··· STUDY MATERIAL
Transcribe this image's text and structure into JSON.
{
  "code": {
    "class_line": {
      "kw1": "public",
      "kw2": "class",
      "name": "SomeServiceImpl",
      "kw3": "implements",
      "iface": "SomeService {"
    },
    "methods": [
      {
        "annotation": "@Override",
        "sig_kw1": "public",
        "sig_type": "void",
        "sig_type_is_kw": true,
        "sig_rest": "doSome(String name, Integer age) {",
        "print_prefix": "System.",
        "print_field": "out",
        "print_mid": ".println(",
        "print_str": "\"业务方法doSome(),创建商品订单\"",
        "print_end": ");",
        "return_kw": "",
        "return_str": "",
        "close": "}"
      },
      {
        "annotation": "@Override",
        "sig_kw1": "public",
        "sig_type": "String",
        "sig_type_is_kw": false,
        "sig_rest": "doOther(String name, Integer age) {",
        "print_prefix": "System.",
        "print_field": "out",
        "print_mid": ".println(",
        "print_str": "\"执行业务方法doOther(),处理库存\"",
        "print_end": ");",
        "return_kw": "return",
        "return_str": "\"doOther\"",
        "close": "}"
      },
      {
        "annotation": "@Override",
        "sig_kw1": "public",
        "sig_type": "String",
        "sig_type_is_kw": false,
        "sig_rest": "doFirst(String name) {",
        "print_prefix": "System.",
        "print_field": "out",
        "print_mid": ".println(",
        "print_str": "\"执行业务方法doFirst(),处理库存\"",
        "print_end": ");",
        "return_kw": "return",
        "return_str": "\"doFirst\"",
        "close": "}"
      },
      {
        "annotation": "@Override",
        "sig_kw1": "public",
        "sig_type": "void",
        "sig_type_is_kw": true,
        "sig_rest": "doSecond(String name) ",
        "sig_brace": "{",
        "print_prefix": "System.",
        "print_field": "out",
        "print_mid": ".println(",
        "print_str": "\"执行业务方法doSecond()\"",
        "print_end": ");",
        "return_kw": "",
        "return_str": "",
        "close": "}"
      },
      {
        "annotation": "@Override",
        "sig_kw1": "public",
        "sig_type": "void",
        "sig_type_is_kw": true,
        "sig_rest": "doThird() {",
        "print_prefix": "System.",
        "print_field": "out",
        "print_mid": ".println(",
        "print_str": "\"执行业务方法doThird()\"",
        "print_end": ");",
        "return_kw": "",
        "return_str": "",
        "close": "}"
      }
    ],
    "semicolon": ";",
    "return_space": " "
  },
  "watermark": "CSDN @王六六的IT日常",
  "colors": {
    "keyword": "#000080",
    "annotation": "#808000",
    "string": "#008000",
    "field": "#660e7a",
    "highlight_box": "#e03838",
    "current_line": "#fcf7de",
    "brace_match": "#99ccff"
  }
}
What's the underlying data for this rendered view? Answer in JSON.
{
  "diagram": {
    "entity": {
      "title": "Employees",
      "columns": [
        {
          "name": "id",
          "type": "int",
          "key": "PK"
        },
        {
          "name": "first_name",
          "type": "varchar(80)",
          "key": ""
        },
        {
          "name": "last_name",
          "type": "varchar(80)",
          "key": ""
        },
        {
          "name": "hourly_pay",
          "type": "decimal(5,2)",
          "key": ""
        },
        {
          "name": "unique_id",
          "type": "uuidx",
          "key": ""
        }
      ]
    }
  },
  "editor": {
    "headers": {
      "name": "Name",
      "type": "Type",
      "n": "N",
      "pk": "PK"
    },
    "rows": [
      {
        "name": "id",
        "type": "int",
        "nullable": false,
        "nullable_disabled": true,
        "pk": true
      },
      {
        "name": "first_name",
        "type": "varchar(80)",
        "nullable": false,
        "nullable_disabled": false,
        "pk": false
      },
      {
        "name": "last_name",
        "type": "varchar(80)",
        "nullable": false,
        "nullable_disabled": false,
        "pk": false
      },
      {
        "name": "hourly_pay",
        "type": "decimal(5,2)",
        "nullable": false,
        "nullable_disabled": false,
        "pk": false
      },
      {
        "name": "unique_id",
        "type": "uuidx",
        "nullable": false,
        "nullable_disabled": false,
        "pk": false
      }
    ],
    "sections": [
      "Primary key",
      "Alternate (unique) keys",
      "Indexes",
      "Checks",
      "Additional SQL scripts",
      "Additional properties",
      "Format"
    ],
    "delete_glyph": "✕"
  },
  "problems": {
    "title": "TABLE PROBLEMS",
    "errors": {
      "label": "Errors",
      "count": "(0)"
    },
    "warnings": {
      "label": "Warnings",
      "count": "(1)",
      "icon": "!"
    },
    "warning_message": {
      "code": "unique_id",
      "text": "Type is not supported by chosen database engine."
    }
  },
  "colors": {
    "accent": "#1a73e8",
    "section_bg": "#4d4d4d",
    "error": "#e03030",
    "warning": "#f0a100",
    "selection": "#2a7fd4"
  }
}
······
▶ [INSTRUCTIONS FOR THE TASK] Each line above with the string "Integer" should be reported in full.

▶ [ANSWER FOR THIS EXERCISE]
        "sig_rest": "doSome(String name, Integer age) {",
        "sig_rest": "doOther(String name, Integer age) {",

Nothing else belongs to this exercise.